Bullying at work is highly correlated to burnout. Rudeness, genteelly referred to as ‘incivility,” is a big part of bullying at work.
Most discussions of bullying look at the toll it takes on children. Adults do not thrive when bullied, either! And bullying happens at all kinds of workplaces. It's especially common when the workplace has a strong hierarchical structure: medicine is a prime example.
I was very pleased to be quoted about basic burnout prevention in this article. and I thnk there's a lot more to be said on the subject.
How can we end incivility — rudeness– at work?
Someone who has done a lot of great work on this question is path-breaking burnout researcher Dr. Michael Leiter, PhD. He's been working with the VA, and other organizations, on a project they call CREW: Civility, Respect and Engagement in the Workplace. His group has been able to document improvements in job satisfaction and trust in management that are still evident even one year later.
But, at a hierarchical workplace (like the VA!) how do you get universal buy-in, so that such an approach can actually work? Three key baseline requirements of a CREW project caught my eye.
- Top-down enrollment is required. Until the CEO and the union leader have okayed the program and are willing to promote it, CREW is unlikely to be successful.
- Nevertheless, the program must be voluntary. Groups that are forced to participate do not do well with it.
- The local group must define what civility and respect look like. Cultural and regional variations mean that one group's civil greetings may be perceived as rude by another.
- Finally, Leiter emphasizes that a CREW initiative should be used to take a work group from good to great. CREW does not work in an organization or department with major dysfunctions, because to be successful, the CREW program requires a baseline of goodwill and trust.
But What Can I Do, Right Now?
CREW interventions are a big lift. What if you're overwhelmed already, and need to start now with just a little more peace in your personal world?
One place you might start is to root “venting” out of your life. Venting — complaining for the sake of complaining — is often thought of as a kind of safety valve, a way of blowing off (emotional) steam so you don't get still more upset.
Unfortunately, complaining simply to vent is actually both toxic and contagious. In other words, this kind of negativity can increase emotional overwhelm, and plunge you deeper into distress, whether you are venting your own emotions, or listening to others vent theirs.
Since I am a person who needs to talk about my feelings in order to understand them, this was initially a hard concept for me to grasp. “You mean I can't ever talk about my own distress? I just have to keep it bottled up forever?”
No, in fact, that's NOT what avoiding venting means. Instead, avoiding venting means being willing to allow your feelings to evolve, to allow your understanding and mental frameworks to grow. This can be quite challenging, especially when we feel aggrieved and self-righteous. Here's a great article on figuring out when you are engaging in (or listening to) toxic venting, and when you're not. When you are, instead, working through your feelings and allowing yourself to grow. Or helping another to do so. The author, Judith Acosta, psychotherapist, equates an unshakeable commitment to venting as a kind of narcissism. This article dives deep, perhaps too deep for a work situation.
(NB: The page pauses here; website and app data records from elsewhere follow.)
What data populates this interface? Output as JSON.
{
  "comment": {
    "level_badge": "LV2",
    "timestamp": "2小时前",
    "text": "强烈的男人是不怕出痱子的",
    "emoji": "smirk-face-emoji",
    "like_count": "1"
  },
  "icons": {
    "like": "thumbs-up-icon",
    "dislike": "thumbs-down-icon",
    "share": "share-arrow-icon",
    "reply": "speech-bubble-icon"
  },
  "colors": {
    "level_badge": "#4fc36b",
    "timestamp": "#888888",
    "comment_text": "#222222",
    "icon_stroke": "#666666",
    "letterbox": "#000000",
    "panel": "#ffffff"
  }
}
If you are starting to realize that too often, you are the complainer, you might love this article, instead. It's a short, tough-love, get-your-act-together how-to list, so that you can come off as the professional you know you are. (Crediting Katie Douthwaite Wolf for this terrific summary.)
Hey, I'm just a Great Listener!
If you find that your colleagues love to come to you to complain endlessly because you are such a “great listener,” check this out. This Harvard Business Review article by Sandra Robinson and Kira Schabram discusses how you can reduce your role as a listener to venting, which they define as being a “toxic handler.” If your colleagues love complaining to you, because you always listen, consider their arguments about how and why to stop being available for this.
What If I'm Facing Severe Bullying?
Unfortunately, there's no simple answer (unless you count “finding a better job” as simple. If leaving your job seems like it might be the right answer for you, here's a quick assessment that might help you make the decision to move on, and find a better situation for yourself.)
If you're staying where you are, here's a fantastic set of charts by Laura Newcomer that will validate your feelings and let you know the path you need to follows, as an individual, or as a boss, to manage bullying situation.
If you're the target/survivor of bullying, then you may suffer personal trauma as well. Reaching out for professional help can feel difficult when you feel beaten down or otherwise traumatized, but can be the most healing thing you could do for yourself. Whitney Hawkins Goodman has come up with great one-sentence suggestions for how to reach out to people in your trusted personal circle as well.
Burnout and Bullying
Burnout can result from bullying. Sometimes, the burned-out person is the one doing the bullying. Either way, bullying is unproductive and toxic behavior.
Let us know your experiences with burnout and bullying in the comments. What dilemmas are you experiencing with bullying? What solutions have you found?